Answer- As the undead result of greedily stealing cursed Aztec gold from the Cortez chest, which was cursed by the pagan gods, they were cursed to live forever. They attempted to take control of the HMS Dauntless ship, but Jack Sparrow was able to lift the curse by using the last bit of Aztec gold and his blood, which was obtained by cutting off his hand.
Q2. What happens to the Black Pearl?
Answer- Barbossa’s men were quickly routed, and Blackbeard captured, magically shrunk, and encased the Black Pearl in a bottle. Barbossa believed himself to be the only survivor of the assault because he had to amputate his own leg in order to leave the doomed Pearl.
Q3. What is Jack Sparrow’s age?

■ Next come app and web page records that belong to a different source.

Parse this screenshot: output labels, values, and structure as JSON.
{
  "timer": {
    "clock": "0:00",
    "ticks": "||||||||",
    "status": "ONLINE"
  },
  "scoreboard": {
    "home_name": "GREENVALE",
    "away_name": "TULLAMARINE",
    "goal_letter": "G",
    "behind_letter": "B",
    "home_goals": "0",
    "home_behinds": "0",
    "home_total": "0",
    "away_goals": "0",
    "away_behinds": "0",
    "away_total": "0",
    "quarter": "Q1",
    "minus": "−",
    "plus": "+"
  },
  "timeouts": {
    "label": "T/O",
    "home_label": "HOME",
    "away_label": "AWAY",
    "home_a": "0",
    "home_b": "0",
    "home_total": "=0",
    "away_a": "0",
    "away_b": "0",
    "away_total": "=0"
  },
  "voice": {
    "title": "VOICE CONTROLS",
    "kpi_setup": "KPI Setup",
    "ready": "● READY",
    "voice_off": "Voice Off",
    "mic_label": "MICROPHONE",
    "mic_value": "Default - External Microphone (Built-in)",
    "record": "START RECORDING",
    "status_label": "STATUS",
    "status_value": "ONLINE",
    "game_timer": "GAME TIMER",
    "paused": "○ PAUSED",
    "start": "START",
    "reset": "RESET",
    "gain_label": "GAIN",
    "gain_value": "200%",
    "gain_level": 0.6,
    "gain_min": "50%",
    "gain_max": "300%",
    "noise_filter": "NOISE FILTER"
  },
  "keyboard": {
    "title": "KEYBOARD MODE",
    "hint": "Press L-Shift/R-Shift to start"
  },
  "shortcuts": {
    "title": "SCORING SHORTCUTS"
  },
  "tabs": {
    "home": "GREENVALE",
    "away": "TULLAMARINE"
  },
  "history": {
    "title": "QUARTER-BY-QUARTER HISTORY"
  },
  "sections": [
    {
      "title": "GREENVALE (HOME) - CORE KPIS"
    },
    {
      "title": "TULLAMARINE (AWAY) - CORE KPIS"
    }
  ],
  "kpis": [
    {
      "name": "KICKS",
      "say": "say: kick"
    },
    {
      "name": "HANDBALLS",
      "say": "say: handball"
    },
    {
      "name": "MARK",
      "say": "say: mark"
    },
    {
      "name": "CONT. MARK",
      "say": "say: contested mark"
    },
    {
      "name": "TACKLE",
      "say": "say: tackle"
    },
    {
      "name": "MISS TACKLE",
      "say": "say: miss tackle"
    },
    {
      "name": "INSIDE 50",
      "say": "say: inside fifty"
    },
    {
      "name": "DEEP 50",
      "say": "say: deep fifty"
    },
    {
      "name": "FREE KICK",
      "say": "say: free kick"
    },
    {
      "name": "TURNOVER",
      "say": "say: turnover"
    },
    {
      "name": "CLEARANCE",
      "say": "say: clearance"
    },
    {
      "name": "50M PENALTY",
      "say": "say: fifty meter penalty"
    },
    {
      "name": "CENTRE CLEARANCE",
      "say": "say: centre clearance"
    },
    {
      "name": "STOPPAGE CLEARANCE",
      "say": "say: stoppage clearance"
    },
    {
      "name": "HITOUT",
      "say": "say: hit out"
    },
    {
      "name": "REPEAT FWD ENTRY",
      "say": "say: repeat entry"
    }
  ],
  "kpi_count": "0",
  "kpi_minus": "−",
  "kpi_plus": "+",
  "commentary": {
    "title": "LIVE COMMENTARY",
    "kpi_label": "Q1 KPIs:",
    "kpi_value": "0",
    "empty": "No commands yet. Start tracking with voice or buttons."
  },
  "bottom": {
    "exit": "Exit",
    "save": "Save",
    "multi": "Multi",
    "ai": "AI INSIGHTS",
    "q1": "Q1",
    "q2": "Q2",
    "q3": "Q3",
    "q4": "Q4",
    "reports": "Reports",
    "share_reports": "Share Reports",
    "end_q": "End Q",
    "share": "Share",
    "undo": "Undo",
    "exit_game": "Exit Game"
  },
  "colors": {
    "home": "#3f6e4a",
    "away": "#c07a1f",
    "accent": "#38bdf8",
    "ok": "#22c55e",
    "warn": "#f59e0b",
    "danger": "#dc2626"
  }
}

Answer- It has been determined that the first Pirates of the Caribbean film is set in 1728, which means Jack would be 38/39 in The Curse of the Black Pearl. This conclusion was made possible by concept art from later films and Henry Turner’s development.